Ph20 blocks repair of nerves in MS (blocks remyelination)
Congressionally Directed Medical Research Programs
Inhibition of PH20 Hyaluronidase May Effectively Promote Remyelination in Multiple Sclerosis Lesions
Posted January 9, 2014
Larry Sherman, Ph.D., Oregon Health & Science University, and Paul Weigel, Ph.D., Oklahoma Health Sciences Center
In FY09, Dr. Sherman and Dr. Wiegel were awarded an MSRP Synergistic Idea Award, the intent of which is to support synergistic and multidisciplinary approaches to address a central critical problem or question in MS research.
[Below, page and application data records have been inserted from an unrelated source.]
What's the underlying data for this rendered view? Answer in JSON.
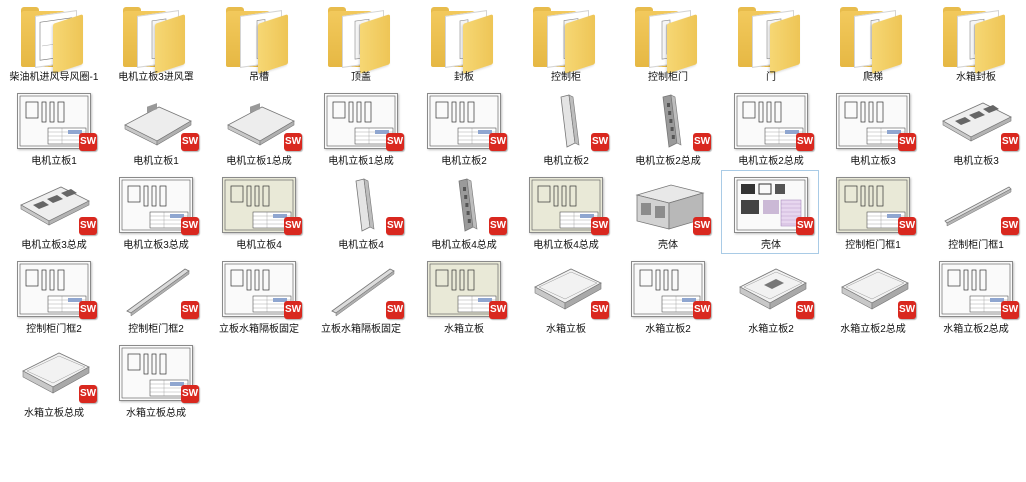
{
  "items": [
    {
      "label": "柴油机进风导风圈-1",
      "kind": "folder",
      "icon": "folder-icon"
    },
    {
      "label": "电机立板3进风罩",
      "kind": "folder",
      "icon": "folder-icon"
    },
    {
      "label": "吊槽",
      "kind": "folder",
      "icon": "folder-icon"
    },
    {
      "label": "顶盖",
      "kind": "folder",
      "icon": "folder-icon"
    },
    {
      "label": "封板",
      "kind": "folder",
      "icon": "folder-icon"
    },
    {
      "label": "控制柜",
      "kind": "folder",
      "icon": "folder-icon"
    },
    {
      "label": "控制柜门",
      "kind": "folder",
      "icon": "folder-icon"
    },
    {
      "label": "门",
      "kind": "folder",
      "icon": "folder-icon"
    },
    {
      "label": "爬梯",
      "kind": "folder",
      "icon": "folder-icon"
    },
    {
      "label": "水箱封板",
      "kind": "folder",
      "icon": "folder-icon"
    },
    {
      "label": "电机立板1",
      "kind": "drawing",
      "icon": "solidworks-drawing-icon"
    },
    {
      "label": "电机立板1",
      "kind": "part-plate",
      "icon": "solidworks-part-icon"
    },
    {
      "label": "电机立板1总成",
      "kind": "part-plate",
      "icon": "solidworks-assembly-icon"
    },
    {
      "label": "电机立板1总成",
      "kind": "drawing",
      "icon": "solidworks-drawing-icon"
    },
    {
      "label": "电机立板2",
      "kind": "drawing",
      "icon": "solidworks-drawing-icon"
    },
    {
      "label": "电机立板2",
      "kind": "part-column",
      "icon": "solidworks-part-icon"
    },
    {
      "label": "电机立板2总成",
      "kind": "part-column-dark",
      "icon": "solidworks-assembly-icon"
    },
    {
      "label": "电机立板2总成",
      "kind": "drawing",
      "icon": "solidworks-drawing-icon"
    },
    {
      "label": "电机立板3",
      "kind": "drawing",
      "icon": "solidworks-drawing-icon"
    },
    {
      "label": "电机立板3",
      "kind": "part-vent",
      "icon": "solidworks-part-icon"
    },
    {
      "label": "电机立板3总成",
      "kind": "part-vent",
      "icon": "solidworks-assembly-icon"
    },
    {
      "label": "电机立板3总成",
      "kind": "drawing",
      "icon": "solidworks-drawing-icon"
    },
    {
      "label": "电机立板4",
      "kind": "drawing-shaded",
      "icon": "solidworks-drawing-icon"
    },
    {
      "label": "电机立板4",
      "kind": "part-column",
      "icon": "solidworks-part-icon"
    },
    {
      "label": "电机立板4总成",
      "kind": "part-column-dark",
      "icon": "solidworks-assembly-icon"
    },
    {
      "label": "电机立板4总成",
      "kind": "drawing-shaded",
      "icon": "solidworks-drawing-icon"
    },
    {
      "label": "壳体",
      "kind": "part-box",
      "icon": "solidworks-assembly-icon"
    },
    {
      "label": "壳体",
      "kind": "drawing-color",
      "icon": "solidworks-drawing-icon",
      "selected": true
    },
    {
      "label": "控制柜门框1",
      "kind": "drawing-shaded",
      "icon": "solidworks-drawing-icon"
    },
    {
      "label": "控制柜门框1",
      "kind": "part-bar",
      "icon": "solidworks-part-icon"
    },
    {
      "label": "控制柜门框2",
      "kind": "drawing",
      "icon": "solidworks-drawing-icon"
    },
    {
      "label": "控制柜门框2",
      "kind": "part-bar-diag",
      "icon": "solidworks-part-icon"
    },
    {
      "label": "立板水箱隔板固定",
      "kind": "drawing",
      "icon": "solidworks-drawing-icon"
    },
    {
      "label": "立板水箱隔板固定",
      "kind": "part-bar-diag",
      "icon": "solidworks-part-icon"
    },
    {
      "label": "水箱立板",
      "kind": "drawing-shaded",
      "icon": "solidworks-drawing-icon"
    },
    {
      "label": "水箱立板",
      "kind": "part-tray",
      "icon": "solidworks-part-icon"
    },
    {
      "label": "水箱立板2",
      "kind": "drawing",
      "icon": "solidworks-drawing-icon"
    },
    {
      "label": "水箱立板2",
      "kind": "part-tray-grid",
      "icon": "solidworks-part-icon"
    },
    {
      "label": "水箱立板2总成",
      "kind": "part-tray",
      "icon": "solidworks-assembly-icon"
    },
    {
      "label": "水箱立板2总成",
      "kind": "drawing",
      "icon": "solidworks-drawing-icon"
    },
    {
      "label": "水箱立板总成",
      "kind": "part-tray",
      "icon": "solidworks-assembly-icon"
    },
    {
      "label": "水箱立板总成",
      "kind": "drawing",
      "icon": "solidworks-drawing-icon"
    }
  ],
  "badge_text": "SW",
  "colors": {
    "badge": "#d9281f",
    "selection_border": "#a9cbe6",
    "folder": "#f2c95c"
  }
}
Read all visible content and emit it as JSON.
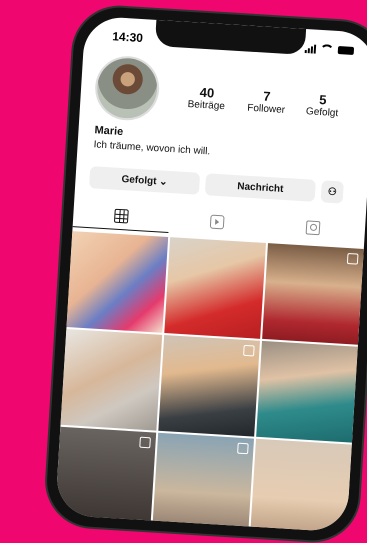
{
  "status_bar": {
    "time": "14:30"
  },
  "profile": {
    "name": "Marie",
    "bio": "Ich träume, wovon ich will.",
    "stats": [
      {
        "num": "40",
        "label": "Beiträge"
      },
      {
        "num": "7",
        "label": "Follower"
      },
      {
        "num": "5",
        "label": "Gefolgt"
      }
    ]
  },
  "actions": {
    "follow_label": "Gefolgt ⌄",
    "message_label": "Nachricht"
  },
  "tabs": [
    "grid-icon",
    "reels-icon",
    "tagged-icon"
  ],
  "posts": [
    {
      "icon": ""
    },
    {
      "icon": ""
    },
    {
      "icon": "reels-icon"
    },
    {
      "icon": ""
    },
    {
      "icon": "reels-icon"
    },
    {
      "icon": ""
    },
    {
      "icon": "reels-icon"
    },
    {
      "icon": "reels-icon"
    },
    {
      "icon": ""
    }
  ],
  "colors": {
    "background": "#f0066f",
    "phone_frame": "#111111"
  }
}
Dr. Sherman had already discovered that a high molecular form of hyaluronan (HA), one of the chief components of the extracellular matrix, accumulates in demyelinated lesions in MS patients, which led him to hypothesize that degrading the accumulated HAs via hyaluronidases (enzymes that break down HA) may promote remyelination.
Unexpectedly, when the HAs were degraded in this fashion, the byproducts of some hyaluronidases prevented OPC maturation, leading Dr. Sherman to further hypothesize that specific hyaluronidases expressed in demyelinating lesions and their degradation products may be blocking OPC (Oligodendrocyte progenitor cells) maturation.
HA digestion products formed by PH20, but not the others, inhibited OPC maturation and thus prevented remyelination, signifying PH20 as a promising molecular target for promoting remyelination in MS and other demyelinating diseases. Based on these findings, Drs. Sherman and Weigel aim to identify drugs that specifically inhibit PH20 hyaluronidase activity as a potential therapeutic for promoting remyelination in MS patients.